Schaut’s work has been recognized by the Idaho Military Department, the mayor of Emmett, U.S. Sen. Mike Crapo and the Daughters of the American Revolution. Shortly before Olson died, Schaut received the Esto Perpetua Award, the Idaho State Historical Society’s highest history honor – a recognition for which he nominated her. Schaut doesn’t do it for the awards, but for the veterans, she emphasizes. And she hopes her work will inspire other communities to write biographies of their veterans.
Schaut is most proud of the biography she penned about her husband’s uncle, William Kirby, a Marine aviator killed in the Battle of Savo Island in World War II. There’s also the research she compiled about Ron Rekow, a waist gunner and engineer on a B-24 who still runs a barbershop in Emmett. Rekow was troubled by a customer who convinced him that U.S. bombers had sunk a Japanese “hell ship” carrying American prisoners, including two Gem County lads. Schaut proved the customer wrong.
“I went down and told Ron, ‘You know all that guilt you’ve been carrying all these years? You didn’t sink that ship. You were never anywhere close. A submarine did.’”
Families often first discover what their loved one endured through Schaut’s work. Cindy Gorino finally learned the story of her father, who was killed in a logging accident when she was 4. Because her mother drowned six months after her father’s death, Gorino had only a few military records and a long list of questions – until Schaut showed up on her doorstep with her father’s biography.
“It’s tearful to see every place he had gone – Normandy – and this horrifying prisoner of war camp they liberated,” Gorino says.

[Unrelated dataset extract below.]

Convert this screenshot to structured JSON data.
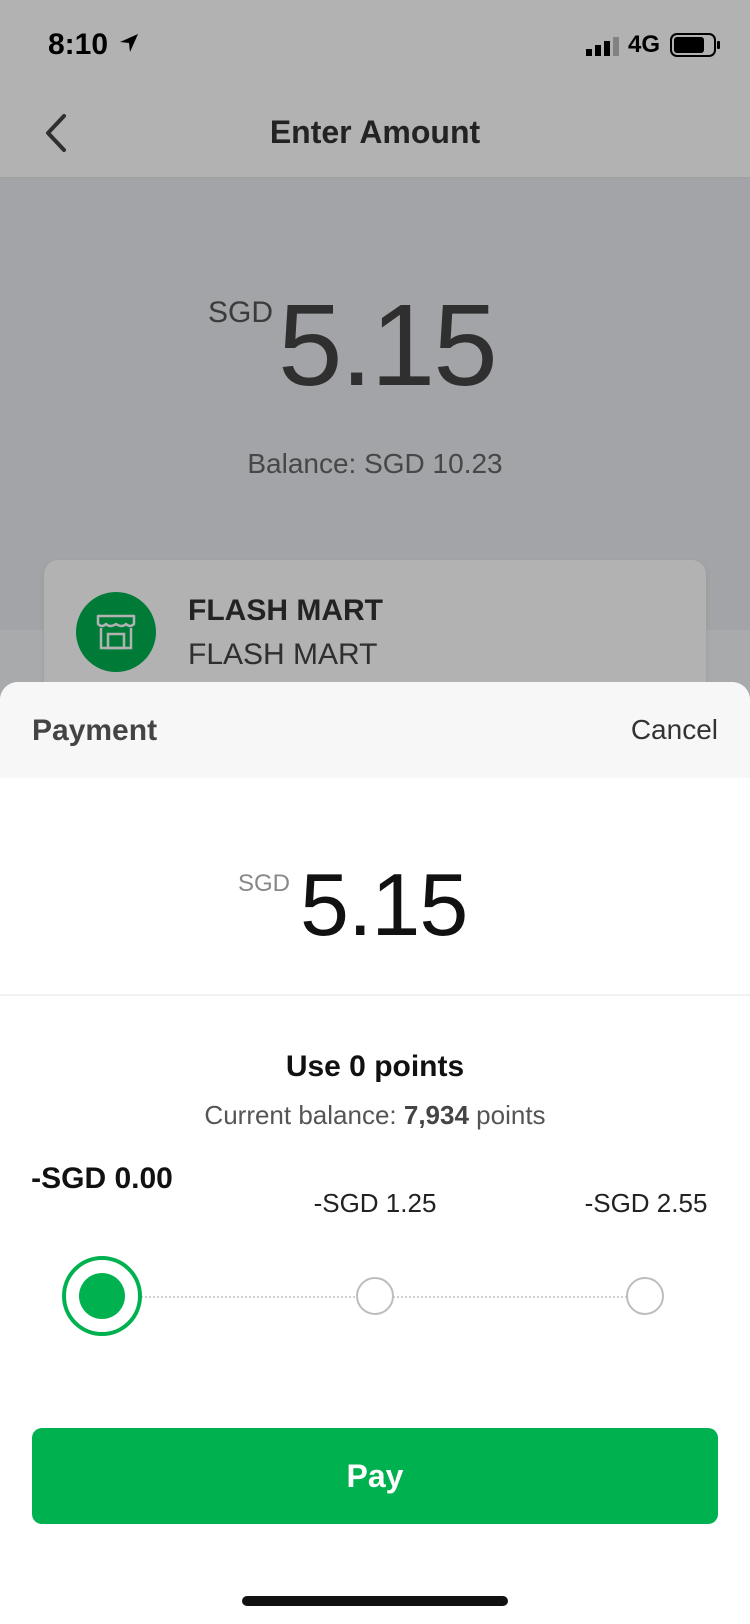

She used the information Schaut complied to apply for the medals her father earned and is having a box built to display them in her home.
Robert Sawyer first saw photos of his father, Charles, from the elder Sawyer’s service with the Flying Tigers because of the biography Schaut complied. But he speaks of a larger sense of gratitude.
“For my family, we appreciate the public acknowledgement of what my father did,” says Sawyer, who is a Vietnam War Navy veteran. “But it’s good for the community to be reminded what its sons and daughters did for Gem County, Idaho – and the rest of the country.”
Ken Olsen is a frequent contributor to The American Legion Magazine.